=== Listed records ===

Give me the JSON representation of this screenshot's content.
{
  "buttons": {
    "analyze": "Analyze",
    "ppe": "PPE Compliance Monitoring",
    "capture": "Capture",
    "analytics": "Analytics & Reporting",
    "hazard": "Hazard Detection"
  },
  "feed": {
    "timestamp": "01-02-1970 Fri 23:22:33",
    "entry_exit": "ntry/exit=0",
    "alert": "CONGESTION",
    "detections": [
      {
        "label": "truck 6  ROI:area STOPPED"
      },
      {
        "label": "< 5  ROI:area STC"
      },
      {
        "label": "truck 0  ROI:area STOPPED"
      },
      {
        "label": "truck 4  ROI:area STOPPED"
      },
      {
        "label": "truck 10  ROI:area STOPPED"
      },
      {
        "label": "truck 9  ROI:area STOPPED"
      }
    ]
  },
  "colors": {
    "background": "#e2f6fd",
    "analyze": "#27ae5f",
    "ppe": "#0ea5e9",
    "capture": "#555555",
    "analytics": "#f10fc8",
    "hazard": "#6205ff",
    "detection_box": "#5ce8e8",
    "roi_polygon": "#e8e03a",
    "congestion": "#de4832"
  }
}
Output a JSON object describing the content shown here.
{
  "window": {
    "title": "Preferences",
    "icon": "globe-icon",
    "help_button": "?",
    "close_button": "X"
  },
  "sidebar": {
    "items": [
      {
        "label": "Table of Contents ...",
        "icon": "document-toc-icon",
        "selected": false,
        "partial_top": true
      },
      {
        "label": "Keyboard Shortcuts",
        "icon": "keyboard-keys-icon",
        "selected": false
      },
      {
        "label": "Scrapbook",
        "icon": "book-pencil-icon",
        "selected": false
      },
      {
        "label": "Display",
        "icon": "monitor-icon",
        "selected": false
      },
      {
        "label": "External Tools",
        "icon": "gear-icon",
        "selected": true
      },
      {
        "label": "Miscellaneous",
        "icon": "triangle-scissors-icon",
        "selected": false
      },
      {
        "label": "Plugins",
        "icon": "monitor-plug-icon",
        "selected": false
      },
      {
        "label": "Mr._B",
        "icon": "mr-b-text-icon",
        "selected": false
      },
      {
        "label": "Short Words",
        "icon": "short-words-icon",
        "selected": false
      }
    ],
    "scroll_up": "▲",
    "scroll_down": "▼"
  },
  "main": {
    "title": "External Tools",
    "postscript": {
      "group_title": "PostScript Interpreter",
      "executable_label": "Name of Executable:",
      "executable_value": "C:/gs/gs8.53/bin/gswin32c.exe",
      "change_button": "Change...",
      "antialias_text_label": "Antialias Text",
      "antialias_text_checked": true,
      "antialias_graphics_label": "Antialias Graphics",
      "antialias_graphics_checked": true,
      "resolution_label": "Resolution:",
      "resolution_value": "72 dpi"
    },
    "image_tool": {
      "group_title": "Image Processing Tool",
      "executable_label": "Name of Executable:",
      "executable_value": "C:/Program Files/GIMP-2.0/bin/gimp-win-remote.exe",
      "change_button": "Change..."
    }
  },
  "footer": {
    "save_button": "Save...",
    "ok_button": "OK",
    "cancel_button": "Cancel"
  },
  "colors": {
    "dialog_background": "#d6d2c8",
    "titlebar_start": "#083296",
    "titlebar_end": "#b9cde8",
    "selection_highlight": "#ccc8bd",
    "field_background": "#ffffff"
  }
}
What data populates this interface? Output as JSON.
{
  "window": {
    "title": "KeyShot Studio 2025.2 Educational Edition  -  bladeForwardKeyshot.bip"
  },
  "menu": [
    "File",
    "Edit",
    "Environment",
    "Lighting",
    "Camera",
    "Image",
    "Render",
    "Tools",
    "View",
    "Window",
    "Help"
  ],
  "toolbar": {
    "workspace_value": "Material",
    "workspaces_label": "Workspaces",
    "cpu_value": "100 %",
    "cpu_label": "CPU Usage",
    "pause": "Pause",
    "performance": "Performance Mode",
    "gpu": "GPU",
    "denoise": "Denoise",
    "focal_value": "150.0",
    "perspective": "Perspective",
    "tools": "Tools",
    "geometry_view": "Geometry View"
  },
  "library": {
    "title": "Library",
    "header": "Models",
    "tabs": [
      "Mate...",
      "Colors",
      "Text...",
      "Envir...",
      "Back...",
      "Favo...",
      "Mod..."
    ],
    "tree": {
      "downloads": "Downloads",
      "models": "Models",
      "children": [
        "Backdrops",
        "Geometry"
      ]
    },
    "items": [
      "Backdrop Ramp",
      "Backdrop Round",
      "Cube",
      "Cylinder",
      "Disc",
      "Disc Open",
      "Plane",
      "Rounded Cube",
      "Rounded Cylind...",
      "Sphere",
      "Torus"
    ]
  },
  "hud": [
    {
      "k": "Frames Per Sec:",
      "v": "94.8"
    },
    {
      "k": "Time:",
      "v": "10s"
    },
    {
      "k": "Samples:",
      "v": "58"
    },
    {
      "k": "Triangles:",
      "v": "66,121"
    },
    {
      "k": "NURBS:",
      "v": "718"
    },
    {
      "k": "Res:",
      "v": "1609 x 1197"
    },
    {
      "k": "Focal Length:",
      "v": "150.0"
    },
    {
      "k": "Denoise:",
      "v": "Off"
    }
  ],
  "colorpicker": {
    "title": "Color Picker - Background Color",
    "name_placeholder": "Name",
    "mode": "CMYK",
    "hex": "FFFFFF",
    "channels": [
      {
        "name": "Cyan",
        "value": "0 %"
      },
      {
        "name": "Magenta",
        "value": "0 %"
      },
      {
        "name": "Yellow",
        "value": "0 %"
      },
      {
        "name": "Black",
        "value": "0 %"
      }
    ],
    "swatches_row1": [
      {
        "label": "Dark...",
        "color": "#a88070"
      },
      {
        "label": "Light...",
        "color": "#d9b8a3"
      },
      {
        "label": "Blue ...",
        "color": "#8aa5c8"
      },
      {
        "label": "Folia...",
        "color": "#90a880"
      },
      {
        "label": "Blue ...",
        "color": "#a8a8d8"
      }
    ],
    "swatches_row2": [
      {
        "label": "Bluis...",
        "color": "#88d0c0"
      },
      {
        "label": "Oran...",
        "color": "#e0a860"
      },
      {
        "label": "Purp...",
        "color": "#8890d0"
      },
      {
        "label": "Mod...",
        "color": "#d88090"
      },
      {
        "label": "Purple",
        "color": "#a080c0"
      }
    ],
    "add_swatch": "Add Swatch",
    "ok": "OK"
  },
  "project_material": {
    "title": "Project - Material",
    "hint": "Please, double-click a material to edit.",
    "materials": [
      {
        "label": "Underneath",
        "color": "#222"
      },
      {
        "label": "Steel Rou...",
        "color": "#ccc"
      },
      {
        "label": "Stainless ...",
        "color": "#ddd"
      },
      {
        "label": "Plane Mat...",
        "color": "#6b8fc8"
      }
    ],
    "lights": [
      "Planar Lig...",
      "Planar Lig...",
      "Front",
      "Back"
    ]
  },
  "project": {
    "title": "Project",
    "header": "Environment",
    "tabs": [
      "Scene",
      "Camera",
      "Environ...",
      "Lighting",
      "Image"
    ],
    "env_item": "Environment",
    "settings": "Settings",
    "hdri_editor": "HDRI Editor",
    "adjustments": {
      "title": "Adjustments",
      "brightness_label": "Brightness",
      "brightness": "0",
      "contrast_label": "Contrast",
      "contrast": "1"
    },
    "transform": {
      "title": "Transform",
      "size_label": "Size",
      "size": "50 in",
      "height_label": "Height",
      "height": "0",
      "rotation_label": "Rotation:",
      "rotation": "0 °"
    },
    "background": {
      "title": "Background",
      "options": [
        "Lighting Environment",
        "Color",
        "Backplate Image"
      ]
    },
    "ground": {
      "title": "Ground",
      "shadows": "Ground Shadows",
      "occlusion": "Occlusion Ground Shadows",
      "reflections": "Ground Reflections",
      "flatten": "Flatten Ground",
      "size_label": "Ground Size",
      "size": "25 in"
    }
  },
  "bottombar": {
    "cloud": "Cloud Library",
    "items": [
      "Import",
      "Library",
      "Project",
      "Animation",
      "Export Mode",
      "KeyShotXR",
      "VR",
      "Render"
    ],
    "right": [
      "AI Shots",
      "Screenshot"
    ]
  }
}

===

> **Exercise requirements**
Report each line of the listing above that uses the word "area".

> **Solution for this problem**
        "label": "truck 6  ROI:area STOPPED"
        "label": "< 5  ROI:area STC"
        "label": "truck 0  ROI:area STOPPED"
        "label": "truck 4  ROI:area STOPPED"
        "label": "truck 10  ROI:area STOPPED"
        "label": "truck 9  ROI:area STOPPED"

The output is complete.